It’s not wise to depend on trail angels or trail magic when you’re planning your gear list or resupply schedule, but they do tend to help fairly frequently. The Pacific Crest Trail publishes guidelines governing the behavior of trail angels along the PCT to preserve the solitude and quiet atmosphere of the PCT, so you won’t be accosted by a trail angel desperate to help, but you may find a little trail magic in the form of a free meal or a place to stay in town. It will raise your spirits and give you a convenient place to clean everything up if you can find a trail angel willing to let you crash on the couch for a night or two.

 

Leave no trace when thru-hiking

Thru-hikers are often traversing some of the most pristine and naturally beautiful areas of the United States backcountry, which is why adhering to the Leave No Trace guidelines is so critical for long-distance backpackers.

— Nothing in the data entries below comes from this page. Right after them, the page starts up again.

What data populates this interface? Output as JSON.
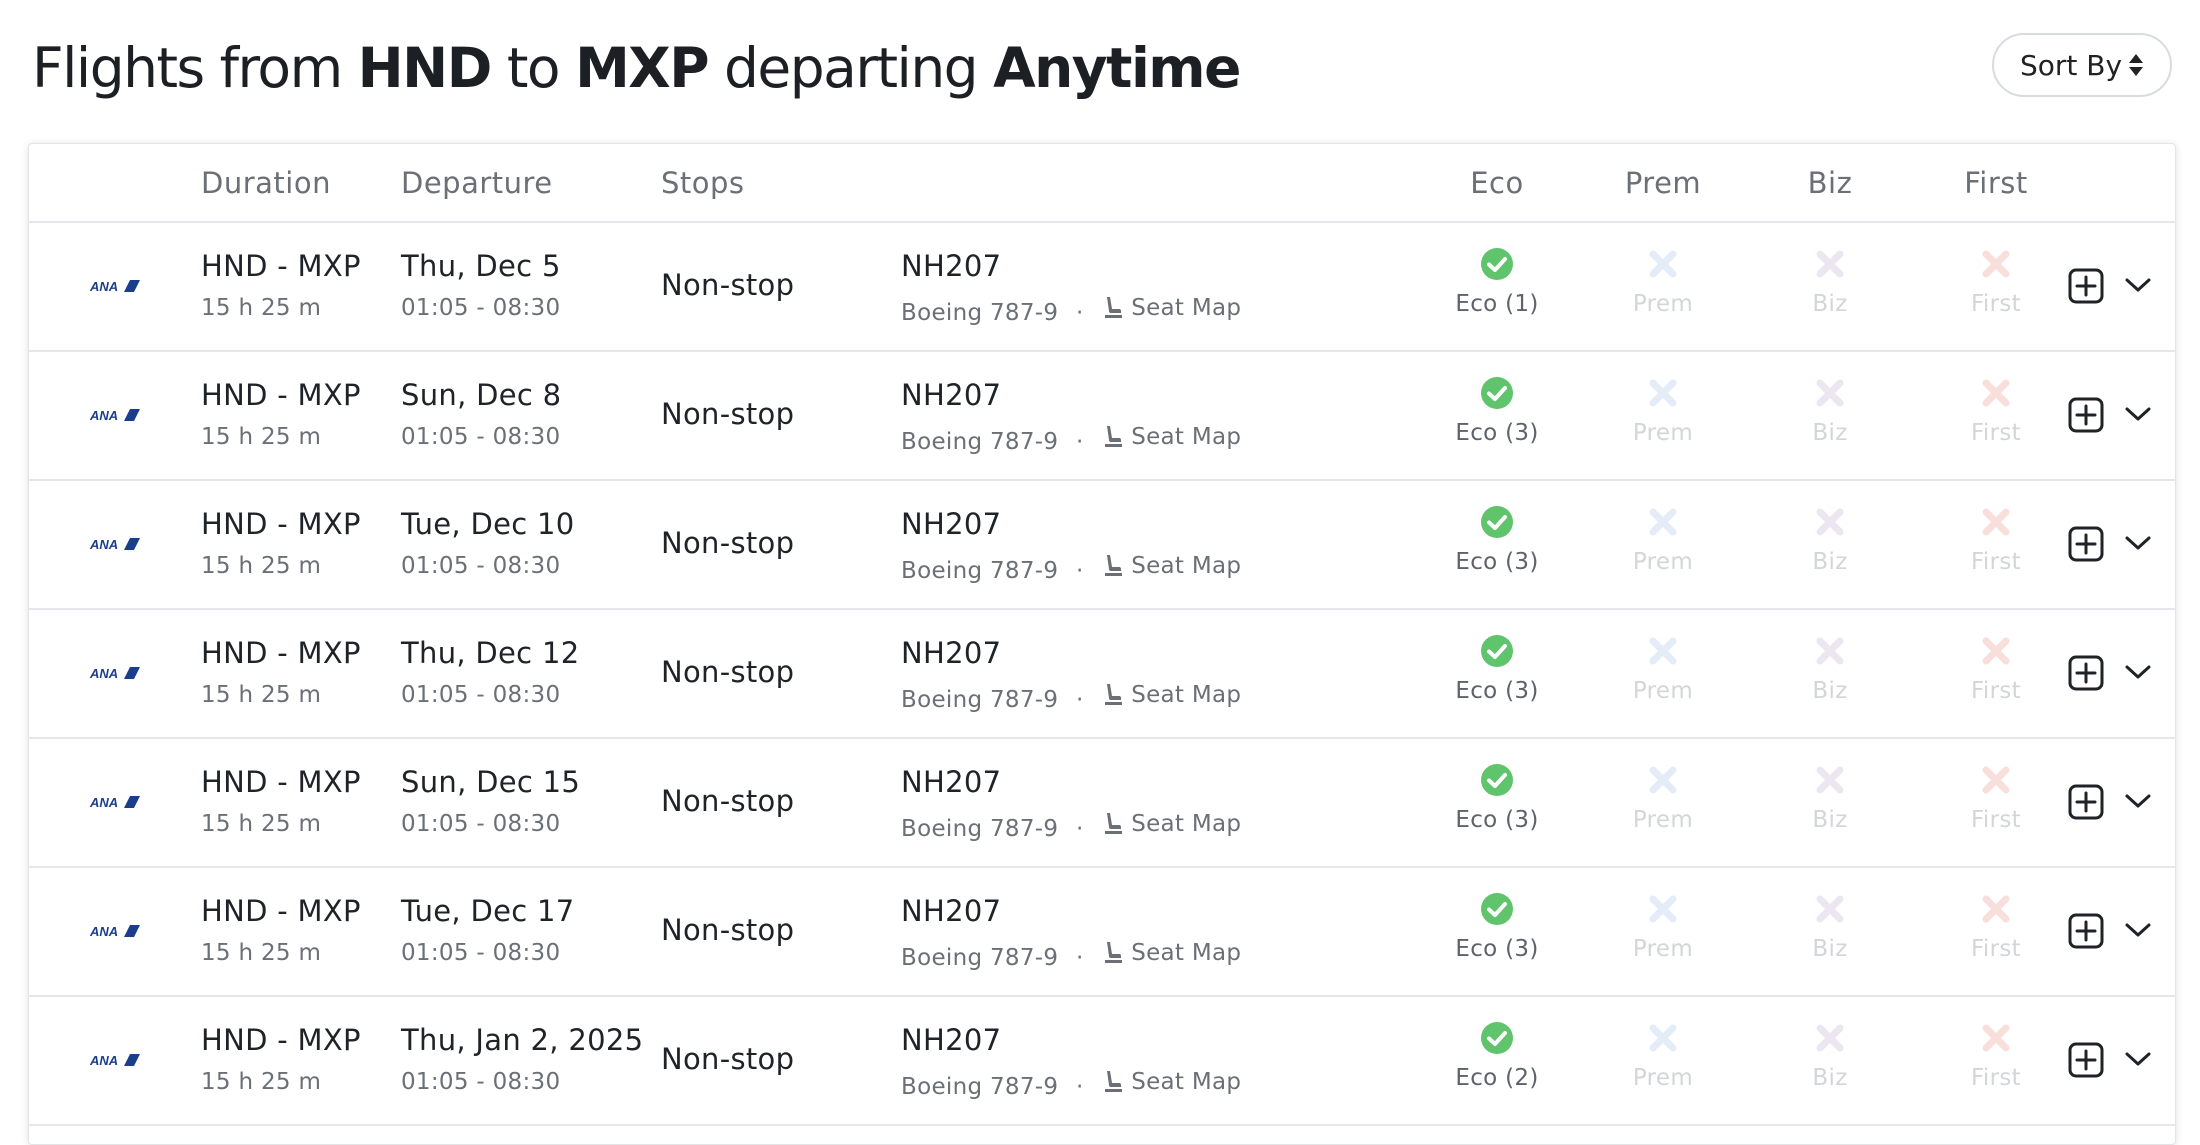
{
  "header": {
    "title_prefix": "Flights from ",
    "origin": "HND",
    "to_word": " to ",
    "destination": "MXP",
    "departing_word": " departing ",
    "when": "Anytime",
    "sort_label": "Sort By"
  },
  "columns": {
    "duration": "Duration",
    "departure": "Departure",
    "stops": "Stops",
    "eco": "Eco",
    "prem": "Prem",
    "biz": "Biz",
    "first": "First"
  },
  "colors": {
    "available": "#5fc46b",
    "prem_unavailable": "#e4ecf7",
    "biz_unavailable": "#ece6f1",
    "first_unavailable": "#f9dfdc",
    "airline_logo": "#1b3e8c"
  },
  "flights": [
    {
      "airline_logo": "ANA",
      "route": "HND - MXP",
      "duration": "15 h 25 m",
      "date": "Thu, Dec 5",
      "times": "01:05 - 08:30",
      "stops": "Non-stop",
      "flight_no": "NH207",
      "aircraft": "Boeing 787-9",
      "sep": "·",
      "seat_map": "Seat Map",
      "eco": "Eco (1)",
      "prem": "Prem",
      "biz": "Biz",
      "first": "First"
    },
    {
      "airline_logo": "ANA",
      "route": "HND - MXP",
      "duration": "15 h 25 m",
      "date": "Sun, Dec 8",
      "times": "01:05 - 08:30",
      "stops": "Non-stop",
      "flight_no": "NH207",
      "aircraft": "Boeing 787-9",
      "sep": "·",
      "seat_map": "Seat Map",
      "eco": "Eco (3)",
      "prem": "Prem",
      "biz": "Biz",
      "first": "First"
    },
    {
      "airline_logo": "ANA",
      "route": "HND - MXP",
      "duration": "15 h 25 m",
      "date": "Tue, Dec 10",
      "times": "01:05 - 08:30",
      "stops": "Non-stop",
      "flight_no": "NH207",
      "aircraft": "Boeing 787-9",
      "sep": "·",
      "seat_map": "Seat Map",
      "eco": "Eco (3)",
      "prem": "Prem",
      "biz": "Biz",
      "first": "First"
    },
    {
      "airline_logo": "ANA",
      "route": "HND - MXP",
      "duration": "15 h 25 m",
      "date": "Thu, Dec 12",
      "times": "01:05 - 08:30",
      "stops": "Non-stop",
      "flight_no": "NH207",
      "aircraft": "Boeing 787-9",
      "sep": "·",
      "seat_map": "Seat Map",
      "eco": "Eco (3)",
      "prem": "Prem",
      "biz": "Biz",
      "first": "First"
    },
    {
      "airline_logo": "ANA",
      "route": "HND - MXP",
      "duration": "15 h 25 m",
      "date": "Sun, Dec 15",
      "times": "01:05 - 08:30",
      "stops": "Non-stop",
      "flight_no": "NH207",
      "aircraft": "Boeing 787-9",
      "sep": "·",
      "seat_map": "Seat Map",
      "eco": "Eco (3)",
      "prem": "Prem",
      "biz": "Biz",
      "first": "First"
    },
    {
      "airline_logo": "ANA",
      "route": "HND - MXP",
      "duration": "15 h 25 m",
      "date": "Tue, Dec 17",
      "times": "01:05 - 08:30",
      "stops": "Non-stop",
      "flight_no": "NH207",
      "aircraft": "Boeing 787-9",
      "sep": "·",
      "seat_map": "Seat Map",
      "eco": "Eco (3)",
      "prem": "Prem",
      "biz": "Biz",
      "first": "First"
    },
    {
      "airline_logo": "ANA",
      "route": "HND - MXP",
      "duration": "15 h 25 m",
      "date": "Thu, Jan 2, 2025",
      "times": "01:05 - 08:30",
      "stops": "Non-stop",
      "flight_no": "NH207",
      "aircraft": "Boeing 787-9",
      "sep": "·",
      "seat_map": "Seat Map",
      "eco": "Eco (2)",
      "prem": "Prem",
      "biz": "Biz",
      "first": "First"
    }
  ]
}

You can generate a lot of refuse in 5 to 6 months so you’d better start doing the research now to get the proper disposal know-how in time. Other leave no trace guidelines like planning ahead, campsite selection, and not disturbing other thru-hikers are all common sense for experienced hikers but are not necessarily so well known to more novice-level hikers. It’s always good to review the guidelines so you can go out in the backcountry and return knowing you’ve left no trace behind. 

 

Person standing on a mountain wearing a backpack.

Thru-hikers should take care to leave no trace so other backpackers can experience the same natural beauty on their own hike through the backcountry.

 

Final Verdict:

Thru-hiking is one of the most grueling and challenging outdoor activities you can do. Many thru-hikers who try it for the first time find they haven’t planned their resupply points or daily mileage estimates correctly and so they have to call it quits much earlier than expected. If you can plan everything well in advance, though, thru-hiking one of these very long-distance trails can be a life-changing event that you’re sure not to forget. If you can handle the challenge of the three longest hiking trails in the United States then you will be awarded the Triple Crown Award and achieve lasting thru-hiking fame and fortune.

Thru-hiking is fraught with opportunities to suffer injuries like blisters or a sprained ankle that can decommission even thru-hikers with the absolute best of intentions. But if you take day hikes enough and build up enough strength and hiking know-how, you’re more likely to find out why thru-hiking has gained so much popularity among backpacking enthusiasts. Trail angels provide helpful and much-needed service. Trail magic, whether provided purposefully by trail angels or the result of coincidence, is always much appreciated by thru-hikers. As long as you remember to hike your own hike and leave no trace, your next thru-hiking attempt will be as good as your hiking skills allow it to be. Until then, you can begin to plan your next thru-hiking attempt know that you know what thru-hiking is.

 

Bonus tip: Check out these thru-hiking tips from Herman’s Gulch on the Continental Divide Trail!

 

 

Riley Draper

Riley Draper

Riley Draper is a writer and entrepreneur from Chattanooga, Tennessee. As a world traveler, he has been to more than fifty countries and hiked some of the most elusive trails in the world. He is the co-founder of WeCounsel Solutions and has published work in both national and global outlets, including the Times Free Press, Patch, and Healthcare Global. When he's not writing, he's probably on a hiking trip or climbing in the mountains.